Location: Soil, Water & Air Resources ResearchTitle: Long-term observations of crop water use with eddy covariance stations and coupling with crop simulation models Author
|Basso, Bruno - Michigan State University|
|Archontoulis, Sotirios - Iowa State University|
|Sauer, Thomas - Tom|
Submitted to: Meeting Abstract
Publication Type: Abstract Only
Publication Acceptance Date: 10/25/2017
Publication Date: 10/25/2017
Citation: Hatfield, J.L., Basso, B., Archontoulis, S., Prueger, J.H., Sauer, T.J. 2017. Long-term observations of crop water use with eddy covariance stations and coupling with crop simulation models. In: Proceedings of ASA-CSSA-SSSA Annual Meeting, October 20-26, 2017, Tampa, Florida.
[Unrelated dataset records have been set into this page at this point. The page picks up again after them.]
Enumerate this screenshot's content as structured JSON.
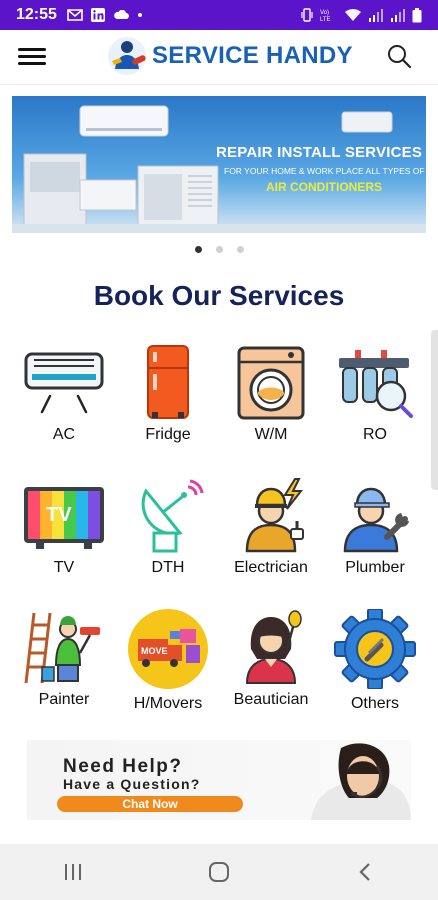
{
  "status_bar": {
    "time": "12:55",
    "left_icons": [
      "gmail-icon",
      "linkedin-icon",
      "cloud-icon",
      "dot-icon"
    ],
    "right_icons": [
      "vibrate-icon",
      "volte-icon",
      "wifi-icon",
      "signal-icon",
      "signal-icon",
      "battery-icon"
    ]
  },
  "app_bar": {
    "brand_title": "SERVICE HANDY",
    "menu_icon": "hamburger-icon",
    "search_icon": "search-icon"
  },
  "banner": {
    "title": "REPAIR INSTALL SERVICES",
    "subtitle": "FOR YOUR HOME & WORK PLACE ALL TYPES OF",
    "highlight": "AIR CONDITIONERS",
    "slides": 3,
    "active_slide": 1
  },
  "services": {
    "heading": "Book Our Services",
    "items": [
      {
        "label": "AC",
        "icon": "air-conditioner-icon"
      },
      {
        "label": "Fridge",
        "icon": "fridge-icon"
      },
      {
        "label": "W/M",
        "icon": "washing-machine-icon"
      },
      {
        "label": "RO",
        "icon": "water-purifier-icon"
      },
      {
        "label": "TV",
        "icon": "tv-icon"
      },
      {
        "label": "DTH",
        "icon": "satellite-dish-icon"
      },
      {
        "label": "Electrician",
        "icon": "electrician-icon"
      },
      {
        "label": "Plumber",
        "icon": "plumber-icon"
      },
      {
        "label": "Painter",
        "icon": "painter-icon"
      },
      {
        "label": "H/Movers",
        "icon": "movers-icon"
      },
      {
        "label": "Beautician",
        "icon": "beautician-icon"
      },
      {
        "label": "Others",
        "icon": "gear-icon"
      }
    ]
  },
  "help_card": {
    "line1": "Need Help?",
    "line2": "Have a Question?",
    "button": "Chat Now"
  },
  "nav_bar": {
    "recents_icon": "recents-icon",
    "home_icon": "home-icon",
    "back_icon": "back-icon"
  },
  "colors": {
    "status_bar": "#5b14c9",
    "brand": "#1762b8",
    "heading": "#16225a",
    "chat_button": "#f08a1c"
  }
}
Technical Abstract: Understanding crop water use is critical to being able to determine crop water requirements and when water is limiting crop productivity. There have been many different techniques used to quantify crop water use and the eddy covariance approach is one method that has the capacity to measure crop water use over short time intervals and can be integrated to determine water use across phenological stages for different crops. The drawbacks of this methodology are that it requires a large area to ensure the footprint of the instrument is within the field and does require careful attention to data screening for quality control and gap-filling. We have collected an 11 year data set of eddy covariance data over corn and soybean crops in central Iowa to determine the patterns in crop water use in relation to precipitation variation and variation in crop growth and productivity. These data allow for a direct comparison among years in the changes in water use efficiency of corn and soybean and the relationship to weather variation that affects the growth rate of the crops. These data are providing a database to evaluate crop simulation models that can be used to determine crop water use under different growing conditions. Combining experimental measurements with crop simulation models will provide new insights into potential improvements in crop management to offset weather variation during the growing season.